The Department of Energy’s 2017 budget request was released back in February, and is now awaiting congressional approval. The request included $261 million for the Advanced Manufacturing Office (AMO), the part of DOE that focuses on energy use in the manufacturing sector. It does so by bringing together manufacturers, research institutions, suppliers, and universities to promote manufacturing clean energy products and implementing best practices. The increase, over prior years, of the AMO budget allocation demonstrates a continuing interest and commitment by the federal government to invest in energy efficiency in the industry sector, especially in helping energy-intensive manufacturers reduce their energy use and develop new, energy-efficient technologies, processes, and products.
Industrial priorities in the AMO budget

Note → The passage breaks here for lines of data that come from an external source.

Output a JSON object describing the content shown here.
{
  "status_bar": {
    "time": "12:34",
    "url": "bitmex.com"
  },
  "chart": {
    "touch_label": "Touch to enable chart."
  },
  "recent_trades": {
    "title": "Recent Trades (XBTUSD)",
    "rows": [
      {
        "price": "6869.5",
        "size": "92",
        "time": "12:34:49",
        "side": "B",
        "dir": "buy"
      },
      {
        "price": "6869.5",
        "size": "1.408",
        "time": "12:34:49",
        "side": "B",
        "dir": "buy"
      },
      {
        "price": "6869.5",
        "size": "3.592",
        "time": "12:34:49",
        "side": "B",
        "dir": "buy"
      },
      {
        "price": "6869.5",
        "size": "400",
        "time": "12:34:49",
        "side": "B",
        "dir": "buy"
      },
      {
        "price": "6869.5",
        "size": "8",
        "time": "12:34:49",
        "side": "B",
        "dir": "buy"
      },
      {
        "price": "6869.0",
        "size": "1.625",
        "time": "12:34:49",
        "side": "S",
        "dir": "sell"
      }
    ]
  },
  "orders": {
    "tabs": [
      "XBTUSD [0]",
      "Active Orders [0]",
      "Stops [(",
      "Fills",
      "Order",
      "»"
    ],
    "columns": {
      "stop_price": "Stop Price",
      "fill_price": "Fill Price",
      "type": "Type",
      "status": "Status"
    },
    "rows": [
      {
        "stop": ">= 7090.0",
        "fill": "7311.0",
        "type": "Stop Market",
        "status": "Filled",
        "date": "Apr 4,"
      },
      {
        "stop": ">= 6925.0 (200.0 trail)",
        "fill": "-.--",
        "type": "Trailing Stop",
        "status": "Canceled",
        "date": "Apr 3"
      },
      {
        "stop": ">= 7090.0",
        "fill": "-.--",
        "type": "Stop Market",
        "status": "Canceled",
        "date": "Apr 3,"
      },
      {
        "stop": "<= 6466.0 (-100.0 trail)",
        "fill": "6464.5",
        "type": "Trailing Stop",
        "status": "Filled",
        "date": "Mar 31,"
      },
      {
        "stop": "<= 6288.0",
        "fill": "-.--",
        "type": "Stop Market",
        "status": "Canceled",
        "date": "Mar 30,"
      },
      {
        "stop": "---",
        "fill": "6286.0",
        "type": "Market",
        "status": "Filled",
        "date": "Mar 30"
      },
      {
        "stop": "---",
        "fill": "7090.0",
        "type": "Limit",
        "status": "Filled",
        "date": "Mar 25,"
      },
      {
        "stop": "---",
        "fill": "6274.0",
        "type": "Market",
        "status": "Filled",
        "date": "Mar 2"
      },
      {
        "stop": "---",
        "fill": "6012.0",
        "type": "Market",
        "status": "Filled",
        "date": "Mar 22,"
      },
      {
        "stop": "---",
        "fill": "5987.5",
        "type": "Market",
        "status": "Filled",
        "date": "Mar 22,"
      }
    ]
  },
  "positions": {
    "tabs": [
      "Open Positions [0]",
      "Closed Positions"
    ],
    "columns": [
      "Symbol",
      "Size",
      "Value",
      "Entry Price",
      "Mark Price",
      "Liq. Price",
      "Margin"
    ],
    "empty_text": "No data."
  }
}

The AMO budget request is divided into three subprograms: Advanced Manufacturing R&D Projects ($102.5 million), Advanced Manufacturing R&D Facilities ($129 million), and Industrial Technical Assistance ($29.5 million). The R&D Projects subprogram request includes $10 million for projects at the Manufacturing Demonstration Facility at Oak Ridge National Lab, and the bulk of the budget, $40 million, would be invested in competitive solicitations. The R&D Facilities subprogram plans to concentrate its efforts on new and continued funding for Clean Energy Manufacturing Innovation Institutes, specifically highlighting the first annual payment for a new Energy-Water Desalination Hub. The Technical Assistance subprogram allocates $10 million each in continuing support for the Combined Heat and Power Technical Assistance Partnerships and the Industrial Assessment Centers (IACs).

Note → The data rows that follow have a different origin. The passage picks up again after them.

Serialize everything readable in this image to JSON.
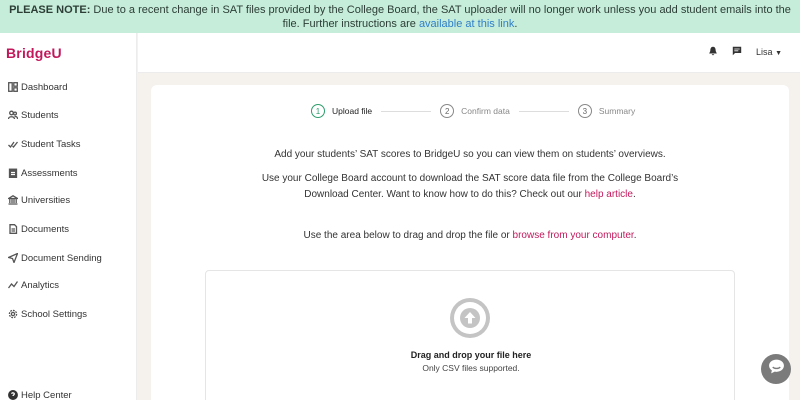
{
  "notice": {
    "label": "PLEASE NOTE:",
    "text": " Due to a recent change in SAT files provided by the College Board, the SAT uploader will no longer work unless you add student emails into the file. Further instructions are ",
    "link": "available at this link",
    "end": "."
  },
  "brand": {
    "logo": "BridgeU",
    "color": "#c2185b"
  },
  "sidebar": {
    "items": [
      {
        "label": "Dashboard",
        "icon": "dashboard-icon"
      },
      {
        "label": "Students",
        "icon": "users-icon"
      },
      {
        "label": "Student Tasks",
        "icon": "check-icon"
      },
      {
        "label": "Assessments",
        "icon": "clipboard-icon"
      },
      {
        "label": "Universities",
        "icon": "university-icon"
      },
      {
        "label": "Documents",
        "icon": "document-icon"
      },
      {
        "label": "Document Sending",
        "icon": "send-icon"
      },
      {
        "label": "Analytics",
        "icon": "analytics-icon"
      },
      {
        "label": "School Settings",
        "icon": "gear-icon"
      }
    ],
    "help": "Help Center"
  },
  "topbar": {
    "user": "Lisa"
  },
  "steps": [
    {
      "num": "1",
      "label": "Upload file",
      "active": true
    },
    {
      "num": "2",
      "label": "Confirm data",
      "active": false
    },
    {
      "num": "3",
      "label": "Summary",
      "active": false
    }
  ],
  "copy": {
    "line1": "Add your students’ SAT scores to BridgeU so you can view them on students’ overviews.",
    "line2a": "Use your College Board account to download the SAT score data file from the College Board’s Download Center. Want to know how to do this? Check out our ",
    "line2_link": "help article",
    "line2_end": ".",
    "line3a": "Use the area below to drag and drop the file or ",
    "line3_link": "browse from your computer",
    "line3_end": "."
  },
  "dropzone": {
    "title": "Drag and drop your file here",
    "sub": "Only CSV files supported."
  },
  "colors": {
    "accent": "#c2185b",
    "active_step": "#2e9d6c",
    "notice_bg": "#c6ecda",
    "link_blue": "#2f7fc9"
  }
}
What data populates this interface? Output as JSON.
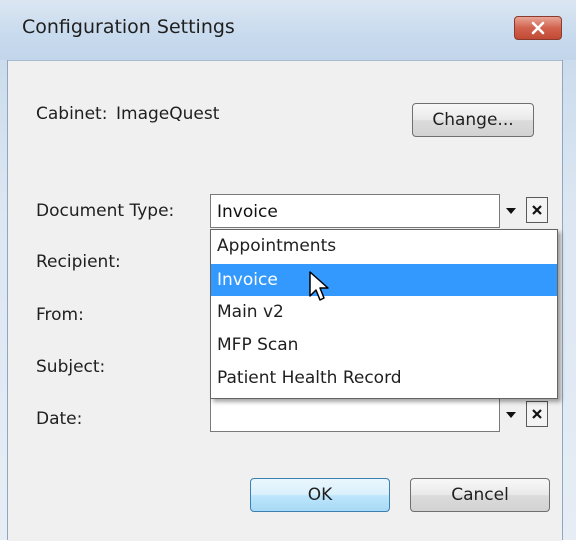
{
  "window": {
    "title": "Configuration Settings",
    "close_symbol": "✕"
  },
  "cabinet": {
    "label": "Cabinet:",
    "value": "ImageQuest",
    "change_button": "Change..."
  },
  "fields": {
    "document_type_label": "Document Type:",
    "document_type_value": "Invoice",
    "recipient_label": "Recipient:",
    "from_label": "From:",
    "subject_label": "Subject:",
    "date_label": "Date:",
    "date_value": ""
  },
  "dropdown": {
    "items": [
      {
        "label": "Appointments",
        "selected": false
      },
      {
        "label": "Invoice",
        "selected": true
      },
      {
        "label": "Main v2",
        "selected": false
      },
      {
        "label": "MFP Scan",
        "selected": false
      },
      {
        "label": "Patient Health Record",
        "selected": false
      }
    ]
  },
  "buttons": {
    "ok": "OK",
    "cancel": "Cancel"
  },
  "icons": {
    "combo_arrow": "chevron-down-icon",
    "clear": "close-icon",
    "cursor": "mouse-pointer-icon"
  },
  "colors": {
    "selection": "#3399ff",
    "close_button": "#c24a35"
  }
}
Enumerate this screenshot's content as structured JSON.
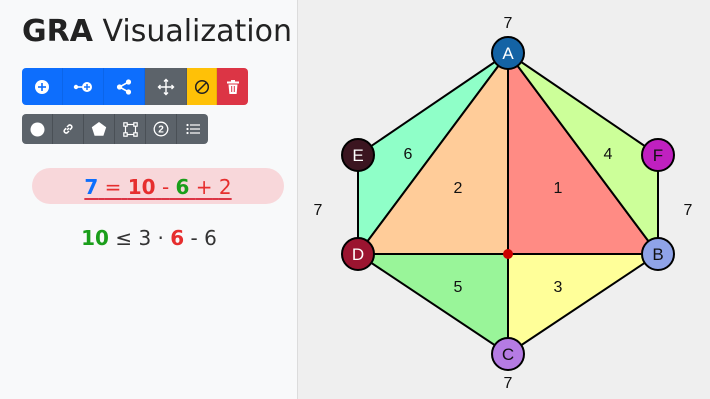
{
  "sidebar": {
    "title_bold": "GRA",
    "title_rest": "Visualization",
    "toolbar_main": [
      {
        "name": "add-node-button",
        "icon": "plus-circle-icon",
        "color": "#0d6efd"
      },
      {
        "name": "add-edge-button",
        "icon": "edge-plus-icon",
        "color": "#0d6efd"
      },
      {
        "name": "share-button",
        "icon": "share-icon",
        "color": "#0d6efd"
      },
      {
        "name": "move-button",
        "icon": "move-arrows-icon",
        "color": "#5c636a"
      },
      {
        "name": "disable-button",
        "icon": "slash-circle-icon",
        "color": "#ffc107"
      },
      {
        "name": "delete-button",
        "icon": "trash-icon",
        "color": "#dc3545"
      }
    ],
    "toolbar_secondary": [
      {
        "name": "circle-tool-button",
        "icon": "circle-icon"
      },
      {
        "name": "link-tool-button",
        "icon": "link-icon"
      },
      {
        "name": "polygon-tool-button",
        "icon": "pentagon-icon"
      },
      {
        "name": "bounding-box-button",
        "icon": "bounding-box-icon"
      },
      {
        "name": "number-tool-button",
        "icon": "circled-2-icon"
      },
      {
        "name": "list-tool-button",
        "icon": "list-icon"
      }
    ],
    "equation": {
      "lhs": "7",
      "eq": "=",
      "t1": "10",
      "op1": "-",
      "t2": "6",
      "op2": "+",
      "t3": "2"
    },
    "inequality": {
      "lhs": "10",
      "rel": "≤ 3 ·",
      "mid": "6",
      "rest": "- 6"
    }
  },
  "graph": {
    "nodes": [
      {
        "id": "A",
        "label": "A",
        "color": "#1463a5"
      },
      {
        "id": "B",
        "label": "B",
        "color": "#8fa3e8"
      },
      {
        "id": "C",
        "label": "C",
        "color": "#b57be3"
      },
      {
        "id": "D",
        "label": "D",
        "color": "#9b1430"
      },
      {
        "id": "E",
        "label": "E",
        "color": "#3b1520"
      },
      {
        "id": "F",
        "label": "F",
        "color": "#c020c0"
      }
    ],
    "faces": [
      {
        "label": "1",
        "color": "#ff8b84"
      },
      {
        "label": "2",
        "color": "#ffcc99"
      },
      {
        "label": "3",
        "color": "#ffff99"
      },
      {
        "label": "4",
        "color": "#ccff99"
      },
      {
        "label": "5",
        "color": "#99f599"
      },
      {
        "label": "6",
        "color": "#8fffc8"
      }
    ],
    "outer_labels": [
      "7",
      "7",
      "7",
      "7"
    ],
    "center_color": "#cc0000"
  }
}
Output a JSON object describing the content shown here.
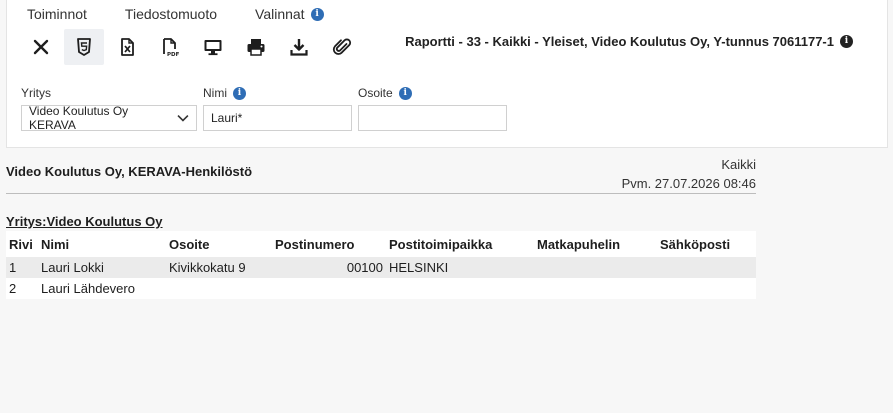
{
  "menu": {
    "items": [
      "Toiminnot",
      "Tiedostomuoto",
      "Valinnat"
    ]
  },
  "toolbar": {
    "buttons": [
      {
        "name": "close-icon",
        "label": "Sulje"
      },
      {
        "name": "html5-icon",
        "label": "HTML"
      },
      {
        "name": "excel-file-icon",
        "label": "Excel"
      },
      {
        "name": "pdf-file-icon",
        "label": "PDF"
      },
      {
        "name": "monitor-icon",
        "label": "Näyttö"
      },
      {
        "name": "printer-icon",
        "label": "Tulosta"
      },
      {
        "name": "download-icon",
        "label": "Lataa"
      },
      {
        "name": "paperclip-icon",
        "label": "Liite"
      }
    ]
  },
  "report_title": "Raportti - 33 - Kaikki - Yleiset, Video Koulutus Oy, Y-tunnus 7061177-1",
  "filters": {
    "company": {
      "label": "Yritys",
      "value": "Video Koulutus Oy KERAVA"
    },
    "name": {
      "label": "Nimi",
      "value": "Lauri*"
    },
    "address": {
      "label": "Osoite",
      "value": ""
    }
  },
  "report": {
    "org": "Video Koulutus Oy, KERAVA-Henkilöstö",
    "scope": "Kaikki",
    "date": "Pvm. 27.07.2026 08:46",
    "group": "Yritys:Video Koulutus Oy",
    "columns": [
      "Rivi",
      "Nimi",
      "Osoite",
      "Postinumero",
      "Postitoimipaikka",
      "Matkapuhelin",
      "Sähköposti"
    ],
    "rows": [
      [
        "1",
        "Lauri Lokki",
        "Kivikkokatu 9",
        "00100",
        "HELSINKI",
        "",
        ""
      ],
      [
        "2",
        "Lauri Lähdevero",
        "",
        "",
        "",
        "",
        ""
      ]
    ]
  },
  "colors": {
    "info_blue": "#2f6db5",
    "row_stripe": "#ebebeb"
  }
}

The request continues a long history of government support for industrial energy efficiency and advanced manufacturing. The graph below compares annual investment in AMO activities dating back to 1998 (adjusted to 2015$) and a breakdown of the programs funded. The 2017 request represents a 14% increase over last year’s allocation for AMO and is one piece of the administration’s overall request for a 40% increase for the Office of Energy Efficiency and Renewable Energy. While the budget allocations have fluctuated over the years, this year’s request represents a firm commitment by DOE to invest in the development of energy-saving research and technology.
What we learned from AMO’s director
Earlier this month, AMO’s director, Dr. Mark Johnson, shared more details on the office’s future plans during a meeting of ACEEE’s industrial working group. Dr. Johnson highlighted upcoming efforts relating to water desalination, specifically encouraging the development of technology, scientific research, and manufacturing that can increase the efficiency of desalination without an increase in cost or energy usage. He also emphasized the work of the IAC program, which is celebrating its 40th anniversary. Through the program, teams at 24 of the top US engineering schools have conducted more than 16,000 energy assessments, helping manufacturers save more than $1 billion in energy costs, enough energy to power 1.4 million homes. A solicitation is currently open to determine which universities will host the 24 IACs for the next five years, and DOE will invest approximately $35 million in those centers over that period.
If you’re interested in becoming involved in ACEEE’s industrial working group, send an email to email@example.com and request an invitation to join. The group is an informal committee of stakeholders that convenes periodically, primarily to discuss federal policy issues affecting the industrial sector.
Industrial topics in this year’s Better Buildings Summit
AMO staff and industry partners will showcase best practices and leading energy efficiency solutions at DOE’s upcoming 2016 Better Buildings Summit in Washington, DC. The Summit will be held on May 9–11, and will include 900 participants and speakers from the commercial, industrial, public, multifamily, residential, and data center sectors. Industrial topics will cover water-saving technology and projects, smart manufacturing, data analysis, and energy savings related to heating/cooling, steam, pumps, process heating, and compressed air. Dr. Johnson and ACEEE’s senior director for research, Neal Elliott, will be featured panelists on the first day of the summit, during the Better Plants Partner Meeting: Key Trends and Future Directions in Industrial Energy Efficiency session. Other staff from the ACEEE Industry Program will participate in panels, including Ethan Rogers, who will discuss supply chain efficiency, and Christopher Russell, who will discuss how to value the multiple benefits of efficiency.